Camp Verde is a town located just off I-17 in central Arizona. The town is surrounded by national forest land, which does allow some rockhounding, but collectors will need to check out national forest restrictions before hunting there. Verde Valley has been targeted for a variety of fossils, gem, and minerals, including white desert rose formations.
Although I’ve found a few photos of selenite rose specimens from the area, I’ve been unable to find any specific directions to a good hunting spot. However, there are several rock shops in the town and area. So if you’re passing through, you may be able get some good information from one of them.
3. Lake Havasu City
Chalcedony roses form differently than selenite roses. Some appear more like a rounded, geode-shaped “bud”, with layers, or pedals, within. The stone is milky white with a slightly pink tint. Others form more rough-shaped flowers, closer to the more popular selenite desert roses. Chalcedony desert rose is often found nestled in rock cavities or in cave formations. Both types of rocks have been called desert rose and are found in deposits throughout Arizona.
Lake Havasu City is located just inside the western Arizona border next to California’s Lake Havasu. The city has numerous rock and lapidary shops where you should be able to pick up more specific information about where to hunt for desert roses in the area.
The area along the old Route 66 between Kingman and Oatman has a number of areas for recreation and rock hunting for various types of treasures, including chalcedony desert rose rock. The BLM property Thimble Butte pull-off is one popular rockhounding site along the way.
The Cuesta Fire Agate Mine is another possible source for chalcedony desert rose. The mine offers public access for fire agate, but the desert rose is sometimes found there as well. The site is fun and educational but check ahead before going, as daily visitors are being limited since COVID-19.
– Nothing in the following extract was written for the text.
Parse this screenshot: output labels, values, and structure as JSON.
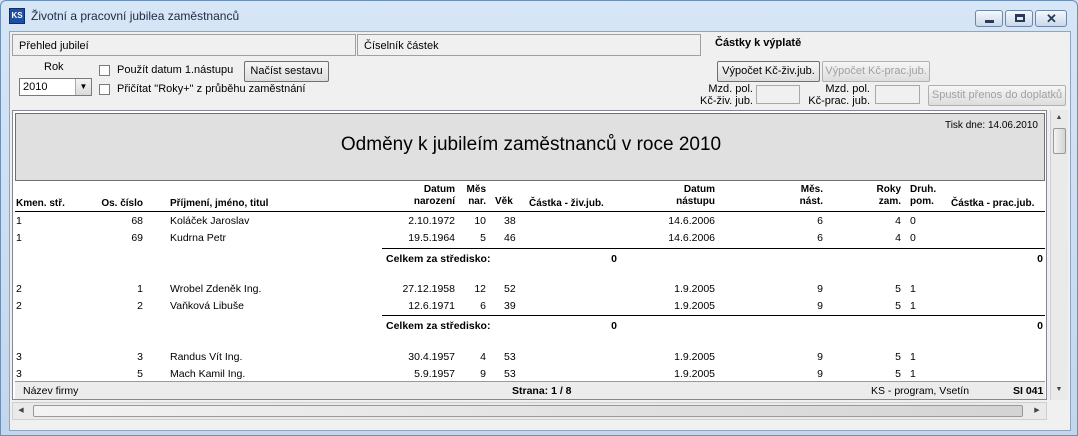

5. Yuma and La Paz Counties
Yuma and La Paz Counties, in the southwestern corner of Arizona, also have been cited for several possible chalcedony desert rose sources, including the following:
- Around Wellton, about 30 miles east of Yuma on I-8
- Quartzsite, about 130 miles west of Phoenix along I-10
- In the foothills north of Yuma, along Colorado Road
- Around Cibola, about 20 miles south of Quartzsite
You’ll want to verify the boundaries of public lands, including entry into several now-defunct mines in the different areas. Be cautious exploring such places, and be prepared for isolated areas and extreme weather conditions.